That was the template for dinner pretty much every night.

One of the dishes my mother made with frequency, and in great quantity on special occasions, was green beans.  Ew, I can smell them in my brain.

She started with one large can of green beans, which she flavored with bacon grease, then cooked, and cooked, and cooked until every bit of cellular structure was broken down and the “green” beans were gray.  You probably didn’t even need teeth to eat those green beans.  You probably could have slurped them down with a straw.  In fact, I think having teeth only complicated matters  for me because the more I chewed them, the bigger they got.  And then I had to swallow them.  Oh dear, the memory is invoking a gag response.

So that is what green beans were to me:  gray, amorphous blobs robbed of all nutrition and flavor.

When on occasion I encountered green beans that were actually green in color, such as at a cover-dish dinner or company picnic, my mother would announce, with disdain, that “So-and-so cooks her beans like a Yankee.”  (That was a bad thing.)  So it was many, many years before I actually ate a green bean that was green in color.

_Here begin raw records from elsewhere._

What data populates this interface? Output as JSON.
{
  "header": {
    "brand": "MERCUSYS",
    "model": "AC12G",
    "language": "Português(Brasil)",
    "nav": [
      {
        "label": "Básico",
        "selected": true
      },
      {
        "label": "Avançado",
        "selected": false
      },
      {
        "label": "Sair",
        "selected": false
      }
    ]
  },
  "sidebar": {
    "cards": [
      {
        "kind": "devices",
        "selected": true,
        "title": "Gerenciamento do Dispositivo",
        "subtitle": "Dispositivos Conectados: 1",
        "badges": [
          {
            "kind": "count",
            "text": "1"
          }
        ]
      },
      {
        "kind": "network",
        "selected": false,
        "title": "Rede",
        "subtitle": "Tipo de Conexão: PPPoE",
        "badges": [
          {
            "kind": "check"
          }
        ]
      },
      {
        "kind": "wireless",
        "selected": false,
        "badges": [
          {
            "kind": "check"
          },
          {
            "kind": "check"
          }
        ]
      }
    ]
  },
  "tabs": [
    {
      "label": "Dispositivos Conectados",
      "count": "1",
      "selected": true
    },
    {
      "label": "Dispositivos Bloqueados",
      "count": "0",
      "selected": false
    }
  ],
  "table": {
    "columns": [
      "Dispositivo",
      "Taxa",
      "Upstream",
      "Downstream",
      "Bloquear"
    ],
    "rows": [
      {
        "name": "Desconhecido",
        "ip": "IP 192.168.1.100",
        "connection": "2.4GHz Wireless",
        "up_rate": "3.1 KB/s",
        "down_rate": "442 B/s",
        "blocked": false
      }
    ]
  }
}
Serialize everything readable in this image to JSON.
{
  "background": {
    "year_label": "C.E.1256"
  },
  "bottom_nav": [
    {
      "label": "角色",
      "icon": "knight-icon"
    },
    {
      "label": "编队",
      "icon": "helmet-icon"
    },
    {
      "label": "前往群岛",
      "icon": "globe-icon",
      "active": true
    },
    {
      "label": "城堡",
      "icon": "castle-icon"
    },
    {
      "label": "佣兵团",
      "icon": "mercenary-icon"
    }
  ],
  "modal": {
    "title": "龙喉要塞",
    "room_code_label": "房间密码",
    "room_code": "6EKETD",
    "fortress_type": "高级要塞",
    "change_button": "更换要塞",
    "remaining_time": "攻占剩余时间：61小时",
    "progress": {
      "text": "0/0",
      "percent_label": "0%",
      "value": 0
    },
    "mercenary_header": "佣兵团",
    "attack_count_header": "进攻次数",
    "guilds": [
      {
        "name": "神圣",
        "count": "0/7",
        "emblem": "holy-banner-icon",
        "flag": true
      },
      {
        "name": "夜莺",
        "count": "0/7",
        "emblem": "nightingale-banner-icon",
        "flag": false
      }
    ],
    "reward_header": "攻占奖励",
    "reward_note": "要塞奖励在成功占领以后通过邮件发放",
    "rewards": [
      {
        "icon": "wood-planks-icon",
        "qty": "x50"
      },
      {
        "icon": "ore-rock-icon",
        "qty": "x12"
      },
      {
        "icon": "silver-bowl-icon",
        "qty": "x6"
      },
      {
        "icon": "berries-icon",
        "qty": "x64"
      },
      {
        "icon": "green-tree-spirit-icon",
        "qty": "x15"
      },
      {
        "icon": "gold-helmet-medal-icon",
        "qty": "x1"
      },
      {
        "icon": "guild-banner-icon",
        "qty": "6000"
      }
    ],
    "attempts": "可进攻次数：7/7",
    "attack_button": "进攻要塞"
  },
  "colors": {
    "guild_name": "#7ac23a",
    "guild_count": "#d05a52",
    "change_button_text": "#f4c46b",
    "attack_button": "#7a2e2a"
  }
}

I still remember the day:  July 19, 1991, at an elegant restaurant near Williamsburg, Virginia, called Indian Fields Tavern.  I even remember what I ordered:  Pork Medallions with Peach Sauce.  Oh, yum.  And when the plate arrived, there they were – green beans!  I eyed them suspiciously. Long and slender.  Bright in color.  No wider than the tines on my fork.  I was emboldened to taste them.  A little sweet with a bit of crunch.  They bore no resemblance to the water-sogged blobs of my childhood.  I was converted.

So I am going to share with you a recipe my older daughter, Catherine, created  for green beans.  She developed this one time when I left town (actually, left the country), leaving her and my mother-in-law in charge of running the household and feeding the whole crew.  One of her tasks was to creatively foist vegetables on her younger siblings.  Now frankly, my children eat lots and lots of vegetables, but we had been given pounds and pounds of green beans and okra that had to be consumed.  The okra was a bit of a challenge.  How much gumbo can one family eat?  She creatively buried the  extra okra in chocolate muffins, winning accolades from her siblings.  A resounding success.  The green beans she transformed into a kind of finger food.  She called them “Hulk Fries”.  They ate every bite.

So easy, even a male teenager can help.

 

Catherine’s Incredible Hulk Fries

2# fresh green beans, trimmed

1/4  cup canola oil

Kosher salt

fresh ground pepper

1.  Preheat the oven broiler and raise the rack.

2.  Toss green beans with oil.  They should all be slick and shiny.

Shiny, oiled beans, ready for the broiler. Please note the color.

3.  Sprinkle with salt and pepper.

4.  Put under broiler, but don’t walk away!

Into the oven on broil.

5.  After 2 – 3 minutes,  stir the beans.  You want to see areas of brown.

Time to stir. Note the brown parts. That is a good thing.

6. After another 2-3 minutes, stir the beans again and remove from oven.

Ready to serve. Please note, they are still green, with patches of brown. We say, “That’s Hulk’s hair.”

 

The beans are bright, crisp, and tasty!  It may sound uncultured, but I let the little ones eat them with their fingers because, after all, they are “fries”.

 

Green beans.  Bright green.  Tasty and nutritious.  And definitely not made by a Yankee. Who’d have thought it?

(For the record:  When I uploaded the snapshots, my four-year-old pointed to the raw beans and said, “Green beans.  I hate green beans.”  Then he pointed to the “after” photo and announced, “Those are Hulk Fries.  Yum.  I eat Hulk Fries.”  Enough said.)

 

Comments (2) Nov 16 2012